WORK ORDER:
The task calls for the count of lines containing "temp" in these records, given as a number with no other words.

DATASET:
+ + +
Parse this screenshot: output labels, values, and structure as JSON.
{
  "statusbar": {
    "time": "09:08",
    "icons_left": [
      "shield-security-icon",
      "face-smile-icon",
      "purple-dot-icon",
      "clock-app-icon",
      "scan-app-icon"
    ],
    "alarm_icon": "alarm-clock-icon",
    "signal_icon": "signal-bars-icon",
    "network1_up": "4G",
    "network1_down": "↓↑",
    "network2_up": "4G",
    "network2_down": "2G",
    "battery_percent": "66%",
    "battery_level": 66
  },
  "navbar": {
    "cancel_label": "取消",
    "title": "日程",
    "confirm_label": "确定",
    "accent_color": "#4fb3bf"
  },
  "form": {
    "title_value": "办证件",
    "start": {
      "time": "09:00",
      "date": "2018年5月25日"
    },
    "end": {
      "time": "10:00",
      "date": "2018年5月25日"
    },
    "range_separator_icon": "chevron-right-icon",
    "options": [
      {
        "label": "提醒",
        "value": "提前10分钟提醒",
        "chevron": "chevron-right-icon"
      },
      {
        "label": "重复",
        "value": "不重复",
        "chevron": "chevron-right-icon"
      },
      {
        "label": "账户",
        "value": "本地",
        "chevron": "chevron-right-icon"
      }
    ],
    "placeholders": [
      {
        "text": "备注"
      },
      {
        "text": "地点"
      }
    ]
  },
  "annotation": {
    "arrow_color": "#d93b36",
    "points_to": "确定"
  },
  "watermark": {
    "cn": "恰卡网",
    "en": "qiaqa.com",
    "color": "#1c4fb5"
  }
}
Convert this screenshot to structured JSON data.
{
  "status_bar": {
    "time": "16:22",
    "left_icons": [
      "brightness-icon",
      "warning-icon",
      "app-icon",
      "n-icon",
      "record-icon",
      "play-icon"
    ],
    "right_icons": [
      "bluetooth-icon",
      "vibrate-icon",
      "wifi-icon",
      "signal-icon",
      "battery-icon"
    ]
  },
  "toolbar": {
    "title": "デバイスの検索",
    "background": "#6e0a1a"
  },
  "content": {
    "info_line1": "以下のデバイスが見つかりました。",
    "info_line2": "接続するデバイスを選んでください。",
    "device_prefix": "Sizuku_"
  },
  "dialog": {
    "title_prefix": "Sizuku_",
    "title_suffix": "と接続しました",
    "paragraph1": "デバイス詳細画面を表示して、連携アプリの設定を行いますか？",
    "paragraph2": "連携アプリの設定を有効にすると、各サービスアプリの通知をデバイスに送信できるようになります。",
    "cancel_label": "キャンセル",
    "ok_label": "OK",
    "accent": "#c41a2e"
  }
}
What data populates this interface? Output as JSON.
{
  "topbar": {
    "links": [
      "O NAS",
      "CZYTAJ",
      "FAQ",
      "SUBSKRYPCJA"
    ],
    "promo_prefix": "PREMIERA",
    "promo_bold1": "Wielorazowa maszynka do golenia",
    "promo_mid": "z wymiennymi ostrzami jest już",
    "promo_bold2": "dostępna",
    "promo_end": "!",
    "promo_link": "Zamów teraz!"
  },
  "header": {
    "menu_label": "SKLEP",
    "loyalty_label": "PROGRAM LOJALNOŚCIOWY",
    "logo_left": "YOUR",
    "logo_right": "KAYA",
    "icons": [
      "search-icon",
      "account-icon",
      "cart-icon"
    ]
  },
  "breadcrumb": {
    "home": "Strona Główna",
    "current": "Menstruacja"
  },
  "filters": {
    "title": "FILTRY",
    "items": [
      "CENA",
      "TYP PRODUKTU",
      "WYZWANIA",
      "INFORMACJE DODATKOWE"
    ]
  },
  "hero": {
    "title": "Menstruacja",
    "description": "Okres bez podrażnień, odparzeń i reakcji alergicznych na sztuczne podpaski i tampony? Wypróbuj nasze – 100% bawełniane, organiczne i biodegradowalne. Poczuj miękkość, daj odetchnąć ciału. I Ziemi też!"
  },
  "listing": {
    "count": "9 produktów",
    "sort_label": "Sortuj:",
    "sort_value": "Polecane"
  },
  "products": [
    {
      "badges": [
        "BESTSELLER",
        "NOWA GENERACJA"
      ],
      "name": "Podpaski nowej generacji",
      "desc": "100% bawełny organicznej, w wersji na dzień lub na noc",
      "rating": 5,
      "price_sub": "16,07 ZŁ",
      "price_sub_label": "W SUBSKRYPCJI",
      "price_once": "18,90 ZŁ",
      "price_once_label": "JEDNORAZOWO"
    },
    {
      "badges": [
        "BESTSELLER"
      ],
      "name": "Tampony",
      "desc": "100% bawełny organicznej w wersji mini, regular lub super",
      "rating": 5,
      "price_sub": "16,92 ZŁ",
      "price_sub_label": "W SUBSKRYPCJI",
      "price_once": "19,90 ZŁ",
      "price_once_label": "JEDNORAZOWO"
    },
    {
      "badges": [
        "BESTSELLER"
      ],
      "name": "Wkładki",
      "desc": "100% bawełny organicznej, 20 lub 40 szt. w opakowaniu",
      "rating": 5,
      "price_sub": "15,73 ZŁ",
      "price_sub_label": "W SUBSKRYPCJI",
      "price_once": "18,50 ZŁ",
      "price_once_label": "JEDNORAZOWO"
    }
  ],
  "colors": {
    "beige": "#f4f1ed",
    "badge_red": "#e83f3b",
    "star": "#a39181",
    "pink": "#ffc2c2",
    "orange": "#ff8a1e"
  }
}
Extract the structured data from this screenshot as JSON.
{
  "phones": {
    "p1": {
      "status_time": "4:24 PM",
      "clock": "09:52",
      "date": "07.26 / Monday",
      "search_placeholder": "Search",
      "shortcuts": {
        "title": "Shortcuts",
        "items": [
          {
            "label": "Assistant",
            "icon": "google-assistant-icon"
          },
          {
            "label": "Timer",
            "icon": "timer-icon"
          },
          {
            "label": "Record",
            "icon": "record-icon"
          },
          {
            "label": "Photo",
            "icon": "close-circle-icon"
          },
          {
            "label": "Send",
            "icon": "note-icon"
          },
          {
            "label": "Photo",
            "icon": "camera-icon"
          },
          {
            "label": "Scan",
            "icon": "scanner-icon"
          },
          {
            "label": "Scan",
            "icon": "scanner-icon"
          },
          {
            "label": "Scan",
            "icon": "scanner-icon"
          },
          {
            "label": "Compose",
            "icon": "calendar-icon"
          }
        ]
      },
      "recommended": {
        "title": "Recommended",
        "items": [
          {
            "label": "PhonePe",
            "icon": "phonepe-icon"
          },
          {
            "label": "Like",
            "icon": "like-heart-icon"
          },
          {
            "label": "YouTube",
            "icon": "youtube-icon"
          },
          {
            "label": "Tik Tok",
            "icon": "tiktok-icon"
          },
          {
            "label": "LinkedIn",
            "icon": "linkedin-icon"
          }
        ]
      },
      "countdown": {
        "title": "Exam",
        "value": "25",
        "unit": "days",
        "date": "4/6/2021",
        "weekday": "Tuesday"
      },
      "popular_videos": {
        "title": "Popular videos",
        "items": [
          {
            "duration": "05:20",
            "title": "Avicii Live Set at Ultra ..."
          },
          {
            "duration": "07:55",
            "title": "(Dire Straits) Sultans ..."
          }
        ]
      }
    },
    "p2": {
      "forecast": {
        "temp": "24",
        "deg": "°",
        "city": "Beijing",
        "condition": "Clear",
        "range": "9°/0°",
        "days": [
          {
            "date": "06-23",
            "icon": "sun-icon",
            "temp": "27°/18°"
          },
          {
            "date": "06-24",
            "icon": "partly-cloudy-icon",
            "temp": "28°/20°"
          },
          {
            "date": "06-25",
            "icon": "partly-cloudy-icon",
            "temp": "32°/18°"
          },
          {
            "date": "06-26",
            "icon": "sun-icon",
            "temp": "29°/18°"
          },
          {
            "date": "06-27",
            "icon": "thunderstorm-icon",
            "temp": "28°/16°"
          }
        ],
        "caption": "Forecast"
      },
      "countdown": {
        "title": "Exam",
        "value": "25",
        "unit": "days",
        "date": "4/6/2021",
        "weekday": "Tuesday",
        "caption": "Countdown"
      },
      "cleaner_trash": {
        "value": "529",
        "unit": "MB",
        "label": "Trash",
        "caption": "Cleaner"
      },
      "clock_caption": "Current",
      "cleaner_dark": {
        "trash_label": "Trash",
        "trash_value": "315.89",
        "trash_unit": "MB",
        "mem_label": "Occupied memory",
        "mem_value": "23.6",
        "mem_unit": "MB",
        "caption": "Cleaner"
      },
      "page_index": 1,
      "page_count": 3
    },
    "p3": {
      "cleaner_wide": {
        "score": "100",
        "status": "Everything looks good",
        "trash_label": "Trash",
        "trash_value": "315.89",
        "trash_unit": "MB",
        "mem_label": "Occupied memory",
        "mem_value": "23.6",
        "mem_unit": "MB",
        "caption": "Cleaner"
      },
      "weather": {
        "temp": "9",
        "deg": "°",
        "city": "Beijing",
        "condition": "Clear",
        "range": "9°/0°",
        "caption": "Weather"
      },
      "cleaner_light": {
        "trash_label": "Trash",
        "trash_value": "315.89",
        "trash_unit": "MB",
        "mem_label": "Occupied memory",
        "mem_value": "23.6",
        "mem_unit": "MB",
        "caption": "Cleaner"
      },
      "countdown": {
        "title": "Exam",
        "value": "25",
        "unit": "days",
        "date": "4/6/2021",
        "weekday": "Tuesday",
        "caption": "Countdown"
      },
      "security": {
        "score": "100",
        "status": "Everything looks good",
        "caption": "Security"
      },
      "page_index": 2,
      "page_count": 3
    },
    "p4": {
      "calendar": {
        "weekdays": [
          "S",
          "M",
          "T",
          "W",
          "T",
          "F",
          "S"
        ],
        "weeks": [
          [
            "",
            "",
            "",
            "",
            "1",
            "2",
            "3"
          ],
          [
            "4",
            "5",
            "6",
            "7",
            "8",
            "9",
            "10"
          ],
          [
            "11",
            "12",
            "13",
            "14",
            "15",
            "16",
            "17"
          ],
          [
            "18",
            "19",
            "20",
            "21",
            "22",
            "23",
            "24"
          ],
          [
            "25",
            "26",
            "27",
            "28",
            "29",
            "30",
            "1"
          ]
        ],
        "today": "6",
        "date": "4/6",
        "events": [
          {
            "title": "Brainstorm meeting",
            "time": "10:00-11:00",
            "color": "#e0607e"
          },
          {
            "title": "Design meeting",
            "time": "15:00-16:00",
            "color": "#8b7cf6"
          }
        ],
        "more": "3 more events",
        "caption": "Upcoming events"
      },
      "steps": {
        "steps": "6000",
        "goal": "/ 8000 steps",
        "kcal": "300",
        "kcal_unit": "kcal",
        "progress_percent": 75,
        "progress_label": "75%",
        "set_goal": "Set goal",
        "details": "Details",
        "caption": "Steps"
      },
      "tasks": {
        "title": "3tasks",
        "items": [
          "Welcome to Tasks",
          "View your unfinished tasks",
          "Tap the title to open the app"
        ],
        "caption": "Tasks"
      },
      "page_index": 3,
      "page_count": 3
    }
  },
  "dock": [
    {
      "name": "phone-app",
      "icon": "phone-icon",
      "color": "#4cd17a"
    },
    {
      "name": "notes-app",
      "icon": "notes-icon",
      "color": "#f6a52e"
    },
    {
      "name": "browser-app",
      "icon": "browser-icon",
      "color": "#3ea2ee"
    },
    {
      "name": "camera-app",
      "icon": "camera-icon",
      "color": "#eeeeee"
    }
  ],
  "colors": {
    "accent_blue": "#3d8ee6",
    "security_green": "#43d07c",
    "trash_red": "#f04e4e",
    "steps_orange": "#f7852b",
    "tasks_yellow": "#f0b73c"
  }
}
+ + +
RESULT BELOW:
7